_Dataset records_

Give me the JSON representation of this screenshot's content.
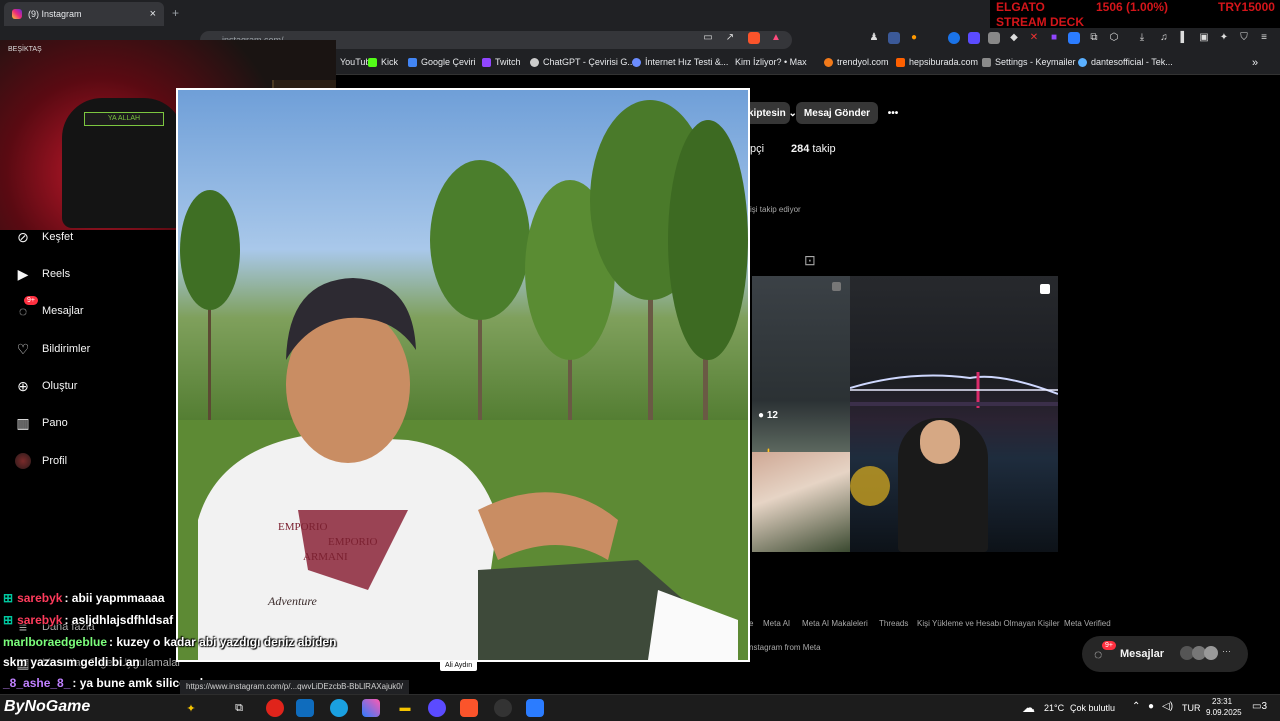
{
  "browser": {
    "tab_title": "(9) Instagram",
    "tab_close": "×",
    "new_tab": "+",
    "url_partial": "instagram.com/"
  },
  "ticker": {
    "line1_a": "ELGATO",
    "line1_b": "1506 (1.00%)",
    "line1_c": "TRY15000",
    "line2": "STREAM DECK"
  },
  "bookmarks": [
    {
      "label": "YouTube",
      "color": "#ff0000"
    },
    {
      "label": "Kick",
      "color": "#53fc18"
    },
    {
      "label": "Google Çeviri",
      "color": "#4285f4"
    },
    {
      "label": "Twitch",
      "color": "#9146ff"
    },
    {
      "label": "ChatGPT - Çevirisi G...",
      "color": "#cccccc"
    },
    {
      "label": "İnternet Hız Testi &...",
      "color": "#6b8cff"
    },
    {
      "label": "Kim İzliyor? • Max",
      "color": "#2b2bff"
    },
    {
      "label": "trendyol.com",
      "color": "#f27a1a"
    },
    {
      "label": "hepsiburada.com",
      "color": "#ff6000"
    },
    {
      "label": "Settings - Keymailer",
      "color": "#8a8a8a"
    },
    {
      "label": "dantesofficial - Tek...",
      "color": "#5ab0ff"
    }
  ],
  "sidebar": {
    "items": [
      {
        "label": "Keşfet",
        "icon": "compass-icon"
      },
      {
        "label": "Reels",
        "icon": "reels-icon"
      },
      {
        "label": "Mesajlar",
        "icon": "messenger-icon",
        "badge": "9+"
      },
      {
        "label": "Bildirimler",
        "icon": "heart-icon"
      },
      {
        "label": "Oluştur",
        "icon": "plus-square-icon"
      },
      {
        "label": "Pano",
        "icon": "chart-icon"
      },
      {
        "label": "Profil",
        "icon": "avatar-icon"
      }
    ],
    "more": "Daha fazla",
    "meta": "Meta'dan Diğer Uygulamalar"
  },
  "webcam": {
    "label": "BEŞİKTAŞ",
    "headband_text": "YA ALLAH"
  },
  "photo": {
    "caption": "Ali Aydın",
    "shirt_text_1": "EMPORIO",
    "shirt_text_2": "EMPORIO",
    "shirt_text_3": "ARMANI",
    "shirt_text_4": "Adventure"
  },
  "profile": {
    "follow_label": "Takiptesin",
    "message_label": "Mesaj Gönder",
    "more": "•••",
    "followers_suffix": "pçi",
    "following_count": "284",
    "following_label": "takip",
    "followed_by": "işi takip ediyor",
    "comments_count": "12"
  },
  "footer": {
    "links": [
      "e",
      "Meta AI",
      "Meta AI Makaleleri",
      "Threads",
      "Kişi Yükleme ve Hesabı Olmayan Kişiler",
      "Meta Verified"
    ],
    "copyright": "nstagram from Meta"
  },
  "messages_pill": {
    "label": "Mesajlar",
    "badge": "9+",
    "more": "···"
  },
  "chat": [
    {
      "user": "sarebyk",
      "user_color": "#ff3b5c",
      "text": ": abii yapmmaaaa",
      "badge": true
    },
    {
      "user": "sarebyk",
      "user_color": "#ff3b5c",
      "text": ": asljdhlajsdfhldsaf",
      "badge": true
    },
    {
      "user": "marlboraedgeblue",
      "user_color": "#7cff7c",
      "text": ": kuzey o kadar abi yazdıgı deniz abiden",
      "badge": false
    },
    {
      "user": "",
      "user_color": "#ffffff",
      "text": "skm yazasım geldi bi an",
      "badge": false
    },
    {
      "user": "_8_ashe_8_",
      "user_color": "#c080ff",
      "text": ": ya bune amk silicem bunu",
      "badge": false
    }
  ],
  "status_url": "https://www.instagram.com/p/...qwvLiDEzcbB-BbLlRAXajuk0/",
  "taskbar": {
    "brand": "ByNoGame",
    "weather_temp": "21°C",
    "weather_desc": "Çok bulutlu",
    "lang": "TUR",
    "time": "23:31",
    "date": "9.09.2025",
    "notif_count": "3"
  }
}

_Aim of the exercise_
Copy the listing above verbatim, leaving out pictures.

_Written solution_
Give me the JSON representation of this screenshot's content.
{
  "browser": {
    "tab_title": "(9) Instagram",
    "tab_close": "×",
    "new_tab": "+",
    "url_partial": "instagram.com/"
  },
  "ticker": {
    "line1_a": "ELGATO",
    "line1_b": "1506 (1.00%)",
    "line1_c": "TRY15000",
    "line2": "STREAM DECK"
  },
  "bookmarks": [
    {
      "label": "YouTube",
      "color": "#ff0000"
    },
    {
      "label": "Kick",
      "color": "#53fc18"
    },
    {
      "label": "Google Çeviri",
      "color": "#4285f4"
    },
    {
      "label": "Twitch",
      "color": "#9146ff"
    },
    {
      "label": "ChatGPT - Çevirisi G...",
      "color": "#cccccc"
    },
    {
      "label": "İnternet Hız Testi &...",
      "color": "#6b8cff"
    },
    {
      "label": "Kim İzliyor? • Max",
      "color": "#2b2bff"
    },
    {
      "label": "trendyol.com",
      "color": "#f27a1a"
    },
    {
      "label": "hepsiburada.com",
      "color": "#ff6000"
    },
    {
      "label": "Settings - Keymailer",
      "color": "#8a8a8a"
    },
    {
      "label": "dantesofficial - Tek...",
      "color": "#5ab0ff"
    }
  ],
  "sidebar": {
    "items": [
      {
        "label": "Keşfet",
        "icon": "compass-icon"
      },
      {
        "label": "Reels",
        "icon": "reels-icon"
      },
      {
        "label": "Mesajlar",
        "icon": "messenger-icon",
        "badge": "9+"
      },
      {
        "label": "Bildirimler",
        "icon": "heart-icon"
      },
      {
        "label": "Oluştur",
        "icon": "plus-square-icon"
      },
      {
        "label": "Pano",
        "icon": "chart-icon"
      },
      {
        "label": "Profil",
        "icon": "avatar-icon"
      }
    ],
    "more": "Daha fazla",
    "meta": "Meta'dan Diğer Uygulamalar"
  },
  "webcam": {
    "label": "BEŞİKTAŞ",
    "headband_text": "YA ALLAH"
  },
  "photo": {
    "caption": "Ali Aydın",
    "shirt_text_1": "EMPORIO",
    "shirt_text_2": "EMPORIO",
    "shirt_text_3": "ARMANI",
    "shirt_text_4": "Adventure"
  },
  "profile": {
    "follow_label": "Takiptesin",
    "message_label": "Mesaj Gönder",
    "more": "•••",
    "followers_suffix": "pçi",
    "following_count": "284",
    "following_label": "takip",
    "followed_by": "işi takip ediyor",
    "comments_count": "12"
  },
  "footer": {
    "links": [
      "e",
      "Meta AI",
      "Meta AI Makaleleri",
      "Threads",
      "Kişi Yükleme ve Hesabı Olmayan Kişiler",
      "Meta Verified"
    ],
    "copyright": "nstagram from Meta"
  },
  "messages_pill": {
    "label": "Mesajlar",
    "badge": "9+",
    "more": "···"
  },
  "chat": [
    {
      "user": "sarebyk",
      "user_color": "#ff3b5c",
      "text": ": abii yapmmaaaa",
      "badge": true
    },
    {
      "user": "sarebyk",
      "user_color": "#ff3b5c",
      "text": ": asljdhlajsdfhldsaf",
      "badge": true
    },
    {
      "user": "marlboraedgeblue",
      "user_color": "#7cff7c",
      "text": ": kuzey o kadar abi yazdıgı deniz abiden",
      "badge": false
    },
    {
      "user": "",
      "user_color": "#ffffff",
      "text": "skm yazasım geldi bi an",
      "badge": false
    },
    {
      "user": "_8_ashe_8_",
      "user_color": "#c080ff",
      "text": ": ya bune amk silicem bunu",
      "badge": false
    }
  ],
  "status_url": "https://www.instagram.com/p/...qwvLiDEzcbB-BbLlRAXajuk0/",
  "taskbar": {
    "brand": "ByNoGame",
    "weather_temp": "21°C",
    "weather_desc": "Çok bulutlu",
    "lang": "TUR",
    "time": "23:31",
    "date": "9.09.2025",
    "notif_count": "3"
  }
}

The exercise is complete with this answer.